Activity: When you retype the data, keep every word exactly and include none of the pictures.

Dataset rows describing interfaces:
+ + + +
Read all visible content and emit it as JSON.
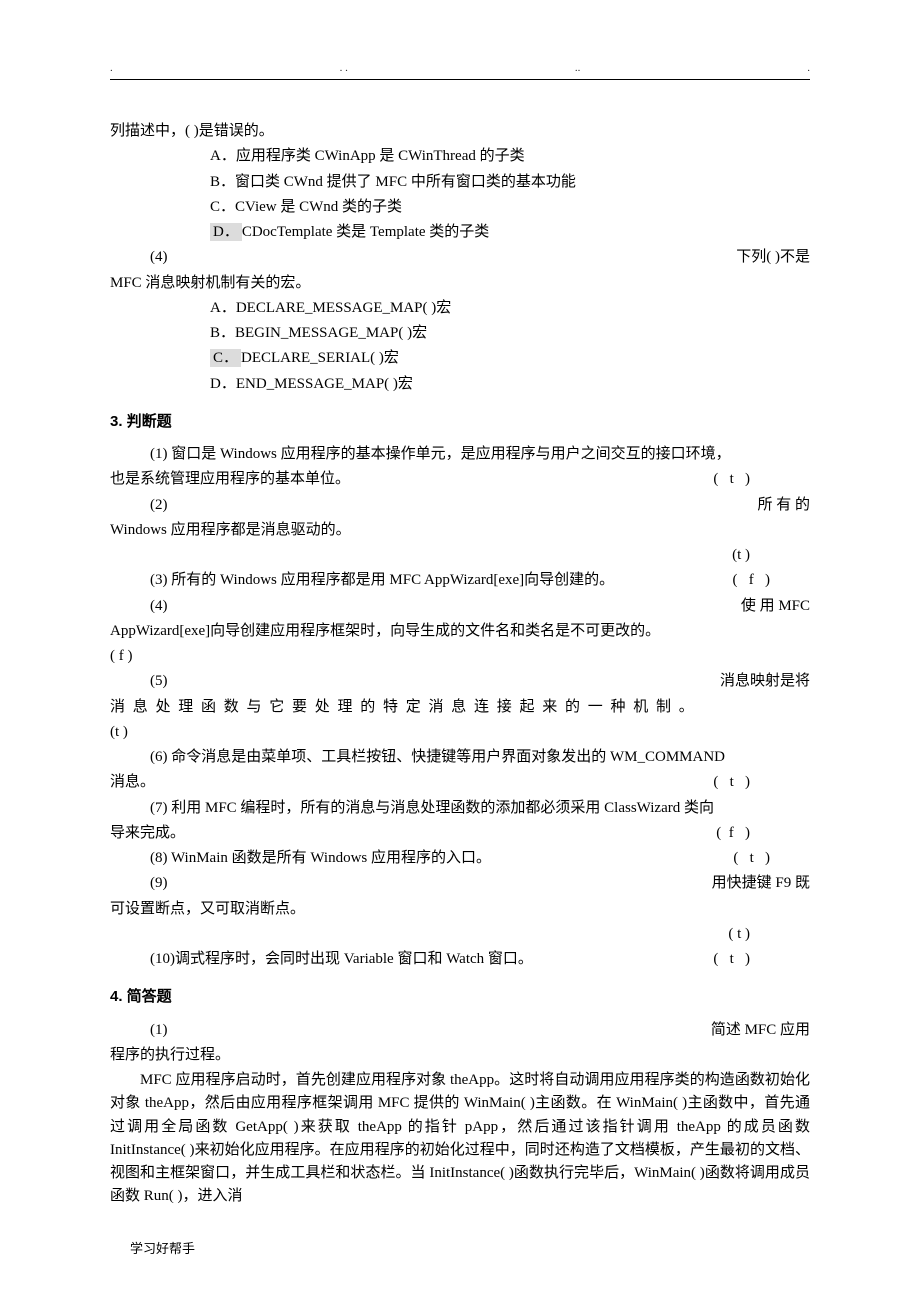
{
  "header": {
    "dots": [
      ".",
      ". .",
      "..",
      "."
    ]
  },
  "q3_intro": {
    "text": "列描述中，(       )是错误的。"
  },
  "q3_options": {
    "a": "A．应用程序类 CWinApp 是 CWinThread 的子类",
    "b": "B．窗口类 CWnd 提供了 MFC 中所有窗口类的基本功能",
    "c": "C．CView 是 CWnd 类的子类",
    "d_prefix": "D．",
    "d_text": "CDocTemplate 类是 Template 类的子类"
  },
  "q4_left": "(4)",
  "q4_right": "下列(     )不是",
  "q4_cont": "MFC 消息映射机制有关的宏。",
  "q4_options": {
    "a": "A．DECLARE_MESSAGE_MAP( )宏",
    "b": "B．BEGIN_MESSAGE_MAP( )宏",
    "c_prefix": "C．",
    "c_text": "DECLARE_SERIAL( )宏",
    "d": "D．END_MESSAGE_MAP( )宏"
  },
  "section3_title": "3. 判断题",
  "j1_line1": "(1) 窗口是 Windows 应用程序的基本操作单元，是应用程序与用户之间交互的接口环境，",
  "j1_line2_text": "也是系统管理应用程序的基本单位。",
  "j1_mark": "(   t   )",
  "j2_left": "(2)",
  "j2_right": "所   有   的",
  "j2_cont": "Windows 应用程序都是消息驱动的。",
  "j2_mark": "(t   )",
  "j3_text": "(3) 所有的 Windows 应用程序都是用 MFC AppWizard[exe]向导创建的。",
  "j3_mark": "(   f   )",
  "j4_left": "(4)",
  "j4_right": "使    用    MFC",
  "j4_cont": "AppWizard[exe]向导创建应用程序框架时，向导生成的文件名和类名是不可更改的。",
  "j4_mark": "( f    )",
  "j5_left": "(5)",
  "j5_right": "消息映射是将",
  "j5_cont": "消 息 处 理 函 数 与 它 要 处 理 的 特 定 消 息 连 接 起 来 的 一 种 机 制 。",
  "j5_mark": "(t  )",
  "j6_line1": "(6) 命令消息是由菜单项、工具栏按钮、快捷键等用户界面对象发出的 WM_COMMAND",
  "j6_line2_text": "消息。",
  "j6_mark": "(   t   )",
  "j7_line1": "(7) 利用 MFC 编程时，所有的消息与消息处理函数的添加都必须采用 ClassWizard 类向",
  "j7_line2_text": "导来完成。",
  "j7_mark": "(  f   )",
  "j8_text": "(8) WinMain 函数是所有 Windows 应用程序的入口。",
  "j8_mark": "(   t   )",
  "j9_left": "(9)",
  "j9_right": "用快捷键 F9 既",
  "j9_cont": "可设置断点，又可取消断点。",
  "j9_mark": "(   t   )",
  "j10_text": "(10)调式程序时，会同时出现 Variable 窗口和 Watch 窗口。",
  "j10_mark": "(   t   )",
  "section4_title": "4. 简答题",
  "sq1_left": "(1)",
  "sq1_right": "简述 MFC 应用",
  "sq1_cont": "程序的执行过程。",
  "answer": {
    "p1": "MFC 应用程序启动时，首先创建应用程序对象 theApp。这时将自动调用应用程序类的构造函数初始化对象 theApp，然后由应用程序框架调用 MFC 提供的 WinMain( )主函数。在 WinMain( )主函数中，首先通过调用全局函数 GetApp( )来获取 theApp 的指针 pApp，然后通过该指针调用 theApp 的成员函数 InitInstance( )来初始化应用程序。在应用程序的初始化过程中，同时还构造了文档模板，产生最初的文档、视图和主框架窗口，并生成工具栏和状态栏。当 InitInstance( )函数执行完毕后，WinMain( )函数将调用成员函数 Run( )，进入消"
  },
  "footer": "学习好帮手"
}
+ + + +
Answer area:
Read all visible content and emit it as JSON.
{
  "header": {
    "dots": [
      ".",
      ". .",
      "..",
      "."
    ]
  },
  "q3_intro": {
    "text": "列描述中，(       )是错误的。"
  },
  "q3_options": {
    "a": "A．应用程序类 CWinApp 是 CWinThread 的子类",
    "b": "B．窗口类 CWnd 提供了 MFC 中所有窗口类的基本功能",
    "c": "C．CView 是 CWnd 类的子类",
    "d_prefix": "D．",
    "d_text": "CDocTemplate 类是 Template 类的子类"
  },
  "q4_left": "(4)",
  "q4_right": "下列(     )不是",
  "q4_cont": "MFC 消息映射机制有关的宏。",
  "q4_options": {
    "a": "A．DECLARE_MESSAGE_MAP( )宏",
    "b": "B．BEGIN_MESSAGE_MAP( )宏",
    "c_prefix": "C．",
    "c_text": "DECLARE_SERIAL( )宏",
    "d": "D．END_MESSAGE_MAP( )宏"
  },
  "section3_title": "3. 判断题",
  "j1_line1": "(1) 窗口是 Windows 应用程序的基本操作单元，是应用程序与用户之间交互的接口环境，",
  "j1_line2_text": "也是系统管理应用程序的基本单位。",
  "j1_mark": "(   t   )",
  "j2_left": "(2)",
  "j2_right": "所   有   的",
  "j2_cont": "Windows 应用程序都是消息驱动的。",
  "j2_mark": "(t   )",
  "j3_text": "(3) 所有的 Windows 应用程序都是用 MFC AppWizard[exe]向导创建的。",
  "j3_mark": "(   f   )",
  "j4_left": "(4)",
  "j4_right": "使    用    MFC",
  "j4_cont": "AppWizard[exe]向导创建应用程序框架时，向导生成的文件名和类名是不可更改的。",
  "j4_mark": "( f    )",
  "j5_left": "(5)",
  "j5_right": "消息映射是将",
  "j5_cont": "消 息 处 理 函 数 与 它 要 处 理 的 特 定 消 息 连 接 起 来 的 一 种 机 制 。",
  "j5_mark": "(t  )",
  "j6_line1": "(6) 命令消息是由菜单项、工具栏按钮、快捷键等用户界面对象发出的 WM_COMMAND",
  "j6_line2_text": "消息。",
  "j6_mark": "(   t   )",
  "j7_line1": "(7) 利用 MFC 编程时，所有的消息与消息处理函数的添加都必须采用 ClassWizard 类向",
  "j7_line2_text": "导来完成。",
  "j7_mark": "(  f   )",
  "j8_text": "(8) WinMain 函数是所有 Windows 应用程序的入口。",
  "j8_mark": "(   t   )",
  "j9_left": "(9)",
  "j9_right": "用快捷键 F9 既",
  "j9_cont": "可设置断点，又可取消断点。",
  "j9_mark": "(   t   )",
  "j10_text": "(10)调式程序时，会同时出现 Variable 窗口和 Watch 窗口。",
  "j10_mark": "(   t   )",
  "section4_title": "4. 简答题",
  "sq1_left": "(1)",
  "sq1_right": "简述 MFC 应用",
  "sq1_cont": "程序的执行过程。",
  "answer": {
    "p1": "MFC 应用程序启动时，首先创建应用程序对象 theApp。这时将自动调用应用程序类的构造函数初始化对象 theApp，然后由应用程序框架调用 MFC 提供的 WinMain( )主函数。在 WinMain( )主函数中，首先通过调用全局函数 GetApp( )来获取 theApp 的指针 pApp，然后通过该指针调用 theApp 的成员函数 InitInstance( )来初始化应用程序。在应用程序的初始化过程中，同时还构造了文档模板，产生最初的文档、视图和主框架窗口，并生成工具栏和状态栏。当 InitInstance( )函数执行完毕后，WinMain( )函数将调用成员函数 Run( )，进入消"
  },
  "footer": "学习好帮手"
}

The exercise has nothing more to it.